LSR is another popular injection molding material. It offers excellent tensile and tear strength, is hydrophobic (repels water), flexible, bacteria and UV-light resistant, and biocompatible. About the only downside to LSR—at least in an overmolding situation&mdsh;is its relatively high molding temperature of 350 degrees F (177 C), hot enough to soften substrate materials such as ABS, polyethylene, and others. Fortunately, polybutylene terephthalate (PBT) and glass-filled nylon hold up just fine.

 

At Proto Labs, we offer more than 100 engineering-grade thermoplastic and liquid silicone rubber materials, and dozens of colorants.

 

Following the Rules (Principles)
Overmolding reads from the same playbook as traditional injection molding processes, with a few additional idiosyncrasies:
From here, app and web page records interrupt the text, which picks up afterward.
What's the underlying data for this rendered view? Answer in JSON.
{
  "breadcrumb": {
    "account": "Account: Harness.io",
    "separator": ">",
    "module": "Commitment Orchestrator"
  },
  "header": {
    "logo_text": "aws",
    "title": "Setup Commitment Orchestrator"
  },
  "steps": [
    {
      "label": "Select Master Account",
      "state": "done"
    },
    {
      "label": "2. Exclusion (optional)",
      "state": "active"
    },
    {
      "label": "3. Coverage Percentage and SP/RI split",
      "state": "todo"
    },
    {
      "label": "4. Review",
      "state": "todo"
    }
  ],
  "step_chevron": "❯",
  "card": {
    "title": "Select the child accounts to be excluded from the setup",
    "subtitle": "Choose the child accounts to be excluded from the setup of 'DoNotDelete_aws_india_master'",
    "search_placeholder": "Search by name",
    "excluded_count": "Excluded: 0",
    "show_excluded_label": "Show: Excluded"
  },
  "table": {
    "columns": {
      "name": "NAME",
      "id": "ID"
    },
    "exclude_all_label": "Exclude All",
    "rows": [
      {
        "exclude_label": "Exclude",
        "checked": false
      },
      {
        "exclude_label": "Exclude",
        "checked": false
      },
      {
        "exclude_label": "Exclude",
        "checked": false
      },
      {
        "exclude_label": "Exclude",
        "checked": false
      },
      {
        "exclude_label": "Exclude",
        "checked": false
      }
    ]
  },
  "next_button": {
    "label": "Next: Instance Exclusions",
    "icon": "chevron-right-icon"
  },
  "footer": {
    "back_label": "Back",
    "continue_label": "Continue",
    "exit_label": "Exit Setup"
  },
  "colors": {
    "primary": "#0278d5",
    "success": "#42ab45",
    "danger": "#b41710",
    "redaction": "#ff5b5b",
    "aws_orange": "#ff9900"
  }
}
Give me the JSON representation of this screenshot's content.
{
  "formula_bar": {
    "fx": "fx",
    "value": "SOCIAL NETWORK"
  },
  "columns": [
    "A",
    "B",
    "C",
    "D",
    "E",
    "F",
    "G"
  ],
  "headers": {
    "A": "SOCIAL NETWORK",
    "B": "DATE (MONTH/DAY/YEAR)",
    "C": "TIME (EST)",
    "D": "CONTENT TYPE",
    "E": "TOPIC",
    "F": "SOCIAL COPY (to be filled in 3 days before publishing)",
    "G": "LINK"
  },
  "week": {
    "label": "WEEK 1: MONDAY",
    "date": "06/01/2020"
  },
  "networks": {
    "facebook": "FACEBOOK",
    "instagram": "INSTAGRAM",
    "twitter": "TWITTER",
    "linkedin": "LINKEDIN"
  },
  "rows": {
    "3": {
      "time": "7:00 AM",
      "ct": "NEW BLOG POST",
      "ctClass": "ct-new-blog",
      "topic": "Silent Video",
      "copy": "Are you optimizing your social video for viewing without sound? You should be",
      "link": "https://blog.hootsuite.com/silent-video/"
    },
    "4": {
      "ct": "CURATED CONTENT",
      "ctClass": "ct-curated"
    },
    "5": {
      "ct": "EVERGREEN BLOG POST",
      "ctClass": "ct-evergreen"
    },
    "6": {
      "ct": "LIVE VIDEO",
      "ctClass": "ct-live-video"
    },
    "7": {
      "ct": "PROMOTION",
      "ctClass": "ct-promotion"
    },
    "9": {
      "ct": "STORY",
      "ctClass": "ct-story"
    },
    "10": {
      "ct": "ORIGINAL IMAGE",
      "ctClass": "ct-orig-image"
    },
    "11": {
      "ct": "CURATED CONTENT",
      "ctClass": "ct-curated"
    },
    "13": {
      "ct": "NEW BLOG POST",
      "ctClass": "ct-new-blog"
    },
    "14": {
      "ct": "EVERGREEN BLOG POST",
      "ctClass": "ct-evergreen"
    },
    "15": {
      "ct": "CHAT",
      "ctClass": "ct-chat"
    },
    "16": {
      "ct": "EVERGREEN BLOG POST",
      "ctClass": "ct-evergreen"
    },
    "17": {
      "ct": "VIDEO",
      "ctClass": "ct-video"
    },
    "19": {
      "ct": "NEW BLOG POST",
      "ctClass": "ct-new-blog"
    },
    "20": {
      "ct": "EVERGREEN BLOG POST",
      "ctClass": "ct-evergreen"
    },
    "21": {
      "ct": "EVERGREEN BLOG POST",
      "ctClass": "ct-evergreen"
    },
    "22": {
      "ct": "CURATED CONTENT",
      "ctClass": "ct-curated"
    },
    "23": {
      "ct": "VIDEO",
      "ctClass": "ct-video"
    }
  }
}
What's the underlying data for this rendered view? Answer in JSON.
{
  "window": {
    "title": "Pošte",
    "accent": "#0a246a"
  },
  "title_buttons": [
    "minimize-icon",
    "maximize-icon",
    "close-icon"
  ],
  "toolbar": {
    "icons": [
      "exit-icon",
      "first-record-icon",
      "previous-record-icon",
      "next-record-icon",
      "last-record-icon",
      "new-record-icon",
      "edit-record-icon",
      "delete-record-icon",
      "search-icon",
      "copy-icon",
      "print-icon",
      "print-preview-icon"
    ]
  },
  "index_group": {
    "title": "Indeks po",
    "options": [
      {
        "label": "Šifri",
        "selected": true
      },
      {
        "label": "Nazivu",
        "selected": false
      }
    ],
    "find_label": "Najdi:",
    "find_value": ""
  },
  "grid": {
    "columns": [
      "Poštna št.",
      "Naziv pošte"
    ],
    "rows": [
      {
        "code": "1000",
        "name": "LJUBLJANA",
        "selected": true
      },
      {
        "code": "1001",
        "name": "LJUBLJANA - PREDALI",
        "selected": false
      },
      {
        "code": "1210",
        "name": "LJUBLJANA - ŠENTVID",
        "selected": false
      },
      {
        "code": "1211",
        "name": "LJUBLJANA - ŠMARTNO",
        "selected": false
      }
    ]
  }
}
  • Proper draft angles, uniform wall thickness, and smooth transition lines must be maintained in both parts.
  • The thickness of the overmold material should be less than or equal to that of the substrate below it.
  • The melting temperature of the overmolding material should be less than that of the substrate (as in our LSR example).
  • If chemical bonding isn’t practical, don’t despair. Mechanical interlocks are a great way to “hold it all together,” and should be used wherever possible.
  • Texturing of the substrate workpiece may help with adhesion. Texturing of the overmolded part may provide a better grip and more attractive surface.
  • The surface of the overmolded part should be even with or slightly below any adjacent substrate surfaces.

 

Overmolding is a great way to improve your product’s physical attributes or enhance its appearance. As with our other injection molding services, we produce cost-effective tooling with production quantities of 25 to 10,000 or more in about 15 days. If you’re looking to make millions of parts, rapid overmolding is also a great way to test prototypes for bonding and material compatibility prior to investment in two-shot production molds, or to serve as bridge tools until those molds are ready.

 

Because rapid overmolding is more complex than standard injection molding, the upfront tooling costs might be slightly higher than the sum of two molded and assembled components. Any additional investment is quickly absorbed, however, by the elimination of secondary assembly costs, as well as a higher quality, more durable product.

 

As always, feel free to contact us with any questions, at 877.479.3680 or customerservice@protolabs.com. To get your next design project started today, simply upload a 3D CAD model at protolabs.com for an interactive quote within hours.